WORK INSTRUCTION: From the records below, copy out each line that has the word "Pazarlamacı".

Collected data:
______

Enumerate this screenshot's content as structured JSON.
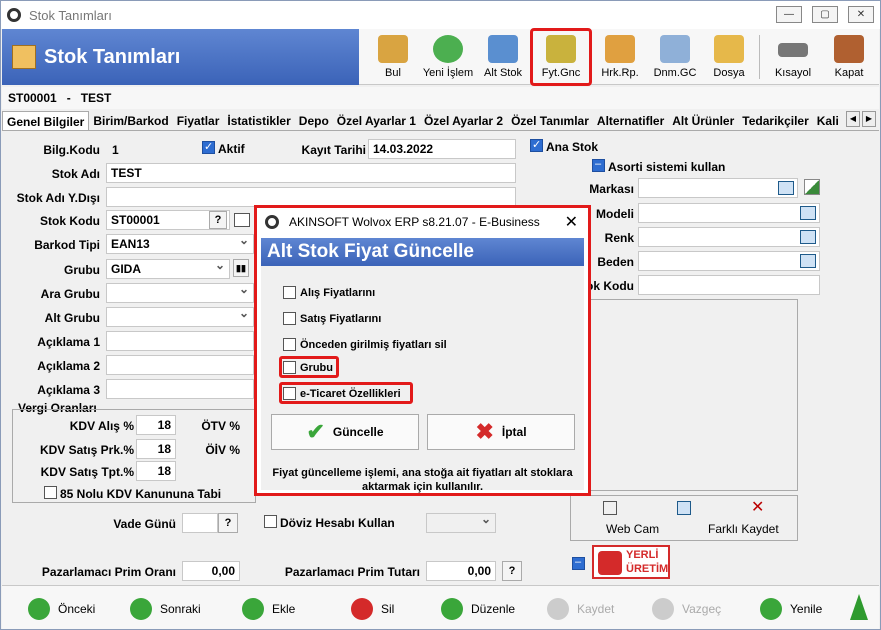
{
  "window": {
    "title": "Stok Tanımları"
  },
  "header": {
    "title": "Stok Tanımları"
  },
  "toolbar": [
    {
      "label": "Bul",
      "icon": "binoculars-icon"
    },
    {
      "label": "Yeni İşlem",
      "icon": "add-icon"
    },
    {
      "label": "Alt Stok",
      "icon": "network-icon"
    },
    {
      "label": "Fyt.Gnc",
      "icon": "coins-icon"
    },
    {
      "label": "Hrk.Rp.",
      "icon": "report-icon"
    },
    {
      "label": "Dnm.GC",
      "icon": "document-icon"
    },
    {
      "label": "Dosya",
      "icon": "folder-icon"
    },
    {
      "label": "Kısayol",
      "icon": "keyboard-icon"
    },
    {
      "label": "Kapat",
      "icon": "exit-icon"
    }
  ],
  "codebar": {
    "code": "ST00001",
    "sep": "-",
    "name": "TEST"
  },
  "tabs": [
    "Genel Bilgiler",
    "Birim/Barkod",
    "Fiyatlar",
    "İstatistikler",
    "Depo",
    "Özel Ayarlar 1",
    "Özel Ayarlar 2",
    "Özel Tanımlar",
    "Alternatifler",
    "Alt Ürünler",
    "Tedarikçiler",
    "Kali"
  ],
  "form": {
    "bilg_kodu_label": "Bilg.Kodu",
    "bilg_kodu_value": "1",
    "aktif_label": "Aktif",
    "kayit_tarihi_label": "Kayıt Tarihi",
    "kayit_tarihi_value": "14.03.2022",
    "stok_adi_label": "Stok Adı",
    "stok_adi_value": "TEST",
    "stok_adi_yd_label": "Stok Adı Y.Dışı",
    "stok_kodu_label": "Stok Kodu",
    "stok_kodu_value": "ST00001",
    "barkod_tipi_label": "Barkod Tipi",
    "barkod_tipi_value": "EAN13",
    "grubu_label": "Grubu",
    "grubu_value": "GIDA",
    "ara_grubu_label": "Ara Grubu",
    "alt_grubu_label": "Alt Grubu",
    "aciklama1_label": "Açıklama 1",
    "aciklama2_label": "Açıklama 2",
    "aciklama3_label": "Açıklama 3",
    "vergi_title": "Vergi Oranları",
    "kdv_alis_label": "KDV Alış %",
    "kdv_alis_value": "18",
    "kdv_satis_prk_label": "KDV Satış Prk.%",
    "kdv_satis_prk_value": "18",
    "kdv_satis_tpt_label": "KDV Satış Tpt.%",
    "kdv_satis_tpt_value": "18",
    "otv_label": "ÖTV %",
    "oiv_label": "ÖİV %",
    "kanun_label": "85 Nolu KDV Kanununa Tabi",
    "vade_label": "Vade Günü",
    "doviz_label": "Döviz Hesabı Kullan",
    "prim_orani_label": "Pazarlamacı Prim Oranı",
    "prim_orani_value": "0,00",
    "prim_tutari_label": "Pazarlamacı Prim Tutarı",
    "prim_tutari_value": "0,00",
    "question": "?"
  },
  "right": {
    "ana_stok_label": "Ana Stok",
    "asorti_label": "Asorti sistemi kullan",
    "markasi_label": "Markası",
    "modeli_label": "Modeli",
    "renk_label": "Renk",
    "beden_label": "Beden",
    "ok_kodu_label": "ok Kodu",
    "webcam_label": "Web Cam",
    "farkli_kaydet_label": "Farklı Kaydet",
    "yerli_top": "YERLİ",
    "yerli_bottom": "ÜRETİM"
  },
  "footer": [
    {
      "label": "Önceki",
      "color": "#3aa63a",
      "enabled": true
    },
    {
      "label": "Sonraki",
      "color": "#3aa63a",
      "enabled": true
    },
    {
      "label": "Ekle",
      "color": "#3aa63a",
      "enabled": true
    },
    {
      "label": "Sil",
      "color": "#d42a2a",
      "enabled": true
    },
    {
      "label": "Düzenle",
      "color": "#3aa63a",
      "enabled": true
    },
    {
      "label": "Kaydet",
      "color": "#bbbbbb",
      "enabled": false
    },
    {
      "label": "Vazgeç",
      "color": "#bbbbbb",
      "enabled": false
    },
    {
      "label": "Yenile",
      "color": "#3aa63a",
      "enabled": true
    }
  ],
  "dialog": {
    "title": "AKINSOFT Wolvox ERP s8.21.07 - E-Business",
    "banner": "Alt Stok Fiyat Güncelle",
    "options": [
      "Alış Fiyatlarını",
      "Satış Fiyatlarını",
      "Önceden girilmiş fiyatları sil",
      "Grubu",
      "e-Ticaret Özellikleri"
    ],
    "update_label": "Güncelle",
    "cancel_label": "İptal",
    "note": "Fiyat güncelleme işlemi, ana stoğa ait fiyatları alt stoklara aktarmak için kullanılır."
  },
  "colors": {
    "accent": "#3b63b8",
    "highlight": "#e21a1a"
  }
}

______

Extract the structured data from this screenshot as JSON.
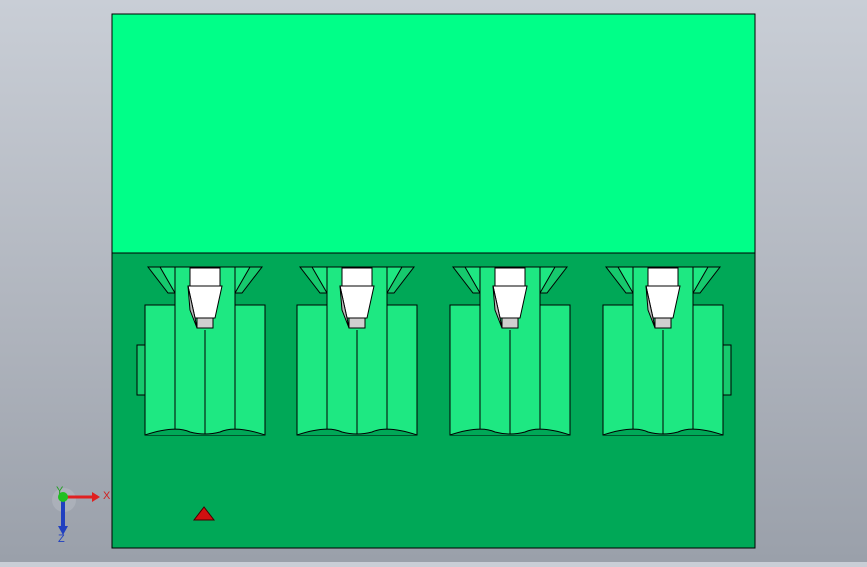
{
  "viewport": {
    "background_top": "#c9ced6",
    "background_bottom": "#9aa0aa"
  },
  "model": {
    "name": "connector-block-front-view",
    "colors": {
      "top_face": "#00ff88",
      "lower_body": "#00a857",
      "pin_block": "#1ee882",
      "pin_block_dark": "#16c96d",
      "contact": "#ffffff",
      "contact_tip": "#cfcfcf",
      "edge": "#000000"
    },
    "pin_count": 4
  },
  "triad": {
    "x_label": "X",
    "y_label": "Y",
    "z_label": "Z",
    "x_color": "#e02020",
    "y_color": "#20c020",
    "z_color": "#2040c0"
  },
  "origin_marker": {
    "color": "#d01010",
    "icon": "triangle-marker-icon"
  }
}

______

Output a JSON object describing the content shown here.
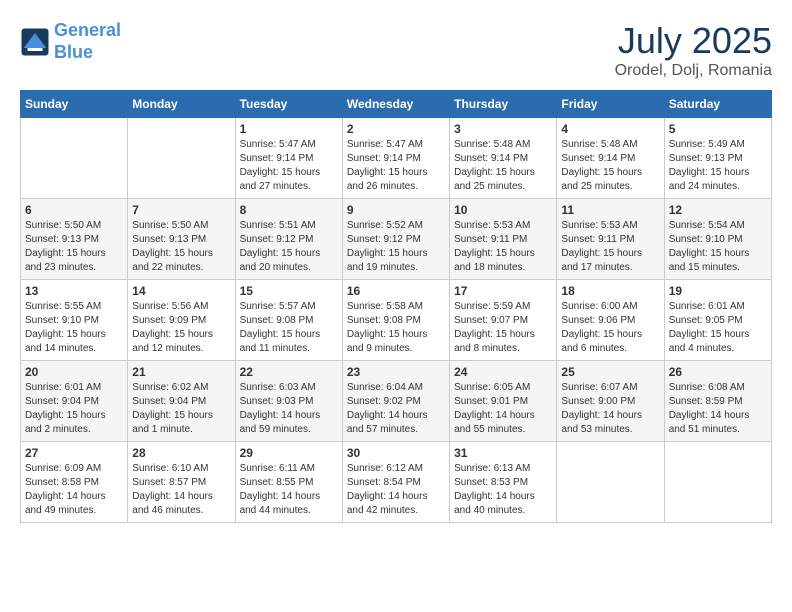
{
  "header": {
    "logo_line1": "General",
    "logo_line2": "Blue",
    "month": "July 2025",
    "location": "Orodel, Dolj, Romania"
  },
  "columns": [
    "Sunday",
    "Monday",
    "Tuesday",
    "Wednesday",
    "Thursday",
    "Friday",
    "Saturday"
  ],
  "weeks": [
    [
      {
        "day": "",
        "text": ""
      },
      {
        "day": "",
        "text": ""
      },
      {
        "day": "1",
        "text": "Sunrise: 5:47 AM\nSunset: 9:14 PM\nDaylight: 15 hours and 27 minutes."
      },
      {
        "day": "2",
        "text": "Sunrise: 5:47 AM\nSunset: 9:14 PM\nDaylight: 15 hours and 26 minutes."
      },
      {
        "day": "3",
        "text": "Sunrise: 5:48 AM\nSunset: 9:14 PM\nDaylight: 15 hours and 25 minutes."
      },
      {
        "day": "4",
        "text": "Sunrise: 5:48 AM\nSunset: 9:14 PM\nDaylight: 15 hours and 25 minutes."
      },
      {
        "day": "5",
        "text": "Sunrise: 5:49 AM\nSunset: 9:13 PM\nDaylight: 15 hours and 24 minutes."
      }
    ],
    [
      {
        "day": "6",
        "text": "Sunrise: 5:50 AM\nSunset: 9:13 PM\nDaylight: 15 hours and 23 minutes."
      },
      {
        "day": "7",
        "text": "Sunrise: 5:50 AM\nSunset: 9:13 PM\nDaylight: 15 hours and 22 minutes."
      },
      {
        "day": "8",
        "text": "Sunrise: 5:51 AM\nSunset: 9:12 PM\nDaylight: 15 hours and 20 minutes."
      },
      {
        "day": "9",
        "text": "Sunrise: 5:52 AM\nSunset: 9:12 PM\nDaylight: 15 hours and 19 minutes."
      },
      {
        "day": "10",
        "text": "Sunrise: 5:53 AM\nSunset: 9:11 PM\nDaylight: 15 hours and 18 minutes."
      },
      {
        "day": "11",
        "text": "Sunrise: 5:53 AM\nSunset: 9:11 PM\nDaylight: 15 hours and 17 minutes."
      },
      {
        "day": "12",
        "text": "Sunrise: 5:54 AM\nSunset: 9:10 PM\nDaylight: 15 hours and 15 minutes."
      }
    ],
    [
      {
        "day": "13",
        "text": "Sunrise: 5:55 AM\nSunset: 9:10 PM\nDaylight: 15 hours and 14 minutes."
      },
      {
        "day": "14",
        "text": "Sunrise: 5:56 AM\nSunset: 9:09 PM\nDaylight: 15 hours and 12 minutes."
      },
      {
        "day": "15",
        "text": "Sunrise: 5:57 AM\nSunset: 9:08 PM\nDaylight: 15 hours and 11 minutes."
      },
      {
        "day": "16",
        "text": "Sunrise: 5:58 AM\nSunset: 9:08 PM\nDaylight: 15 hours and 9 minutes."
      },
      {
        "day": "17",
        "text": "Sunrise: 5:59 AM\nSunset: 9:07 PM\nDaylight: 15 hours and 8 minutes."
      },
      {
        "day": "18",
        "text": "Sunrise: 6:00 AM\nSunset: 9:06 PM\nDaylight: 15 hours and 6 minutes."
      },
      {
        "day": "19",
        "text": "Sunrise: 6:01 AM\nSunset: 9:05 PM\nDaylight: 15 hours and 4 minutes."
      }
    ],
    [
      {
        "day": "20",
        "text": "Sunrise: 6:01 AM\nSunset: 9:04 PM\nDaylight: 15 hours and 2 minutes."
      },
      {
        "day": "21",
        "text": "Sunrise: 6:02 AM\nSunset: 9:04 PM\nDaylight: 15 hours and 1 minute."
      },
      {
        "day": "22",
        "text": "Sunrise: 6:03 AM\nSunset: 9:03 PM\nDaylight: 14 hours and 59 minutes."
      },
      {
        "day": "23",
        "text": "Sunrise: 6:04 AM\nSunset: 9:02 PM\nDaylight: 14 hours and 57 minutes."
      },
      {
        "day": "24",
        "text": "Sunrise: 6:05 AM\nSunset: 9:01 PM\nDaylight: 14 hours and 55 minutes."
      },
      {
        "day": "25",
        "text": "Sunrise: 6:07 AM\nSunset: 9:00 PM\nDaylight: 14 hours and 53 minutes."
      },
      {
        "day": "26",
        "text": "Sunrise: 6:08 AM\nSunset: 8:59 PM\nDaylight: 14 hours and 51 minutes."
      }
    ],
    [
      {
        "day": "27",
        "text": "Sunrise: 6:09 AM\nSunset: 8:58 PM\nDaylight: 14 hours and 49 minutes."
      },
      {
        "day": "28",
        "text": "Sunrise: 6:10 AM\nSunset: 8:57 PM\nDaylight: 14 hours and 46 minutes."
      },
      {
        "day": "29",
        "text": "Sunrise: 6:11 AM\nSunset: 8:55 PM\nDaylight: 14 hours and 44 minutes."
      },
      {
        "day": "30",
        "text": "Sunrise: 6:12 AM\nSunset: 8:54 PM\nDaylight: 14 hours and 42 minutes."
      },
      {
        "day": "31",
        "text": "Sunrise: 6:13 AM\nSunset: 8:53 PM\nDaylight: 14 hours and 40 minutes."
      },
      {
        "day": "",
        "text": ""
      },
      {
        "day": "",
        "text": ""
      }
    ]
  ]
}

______

ANSWER SECTION:
    "prim_orani_label": "Pazarlamacı Prim Oranı",
    "prim_tutari_label": "Pazarlamacı Prim Tutarı",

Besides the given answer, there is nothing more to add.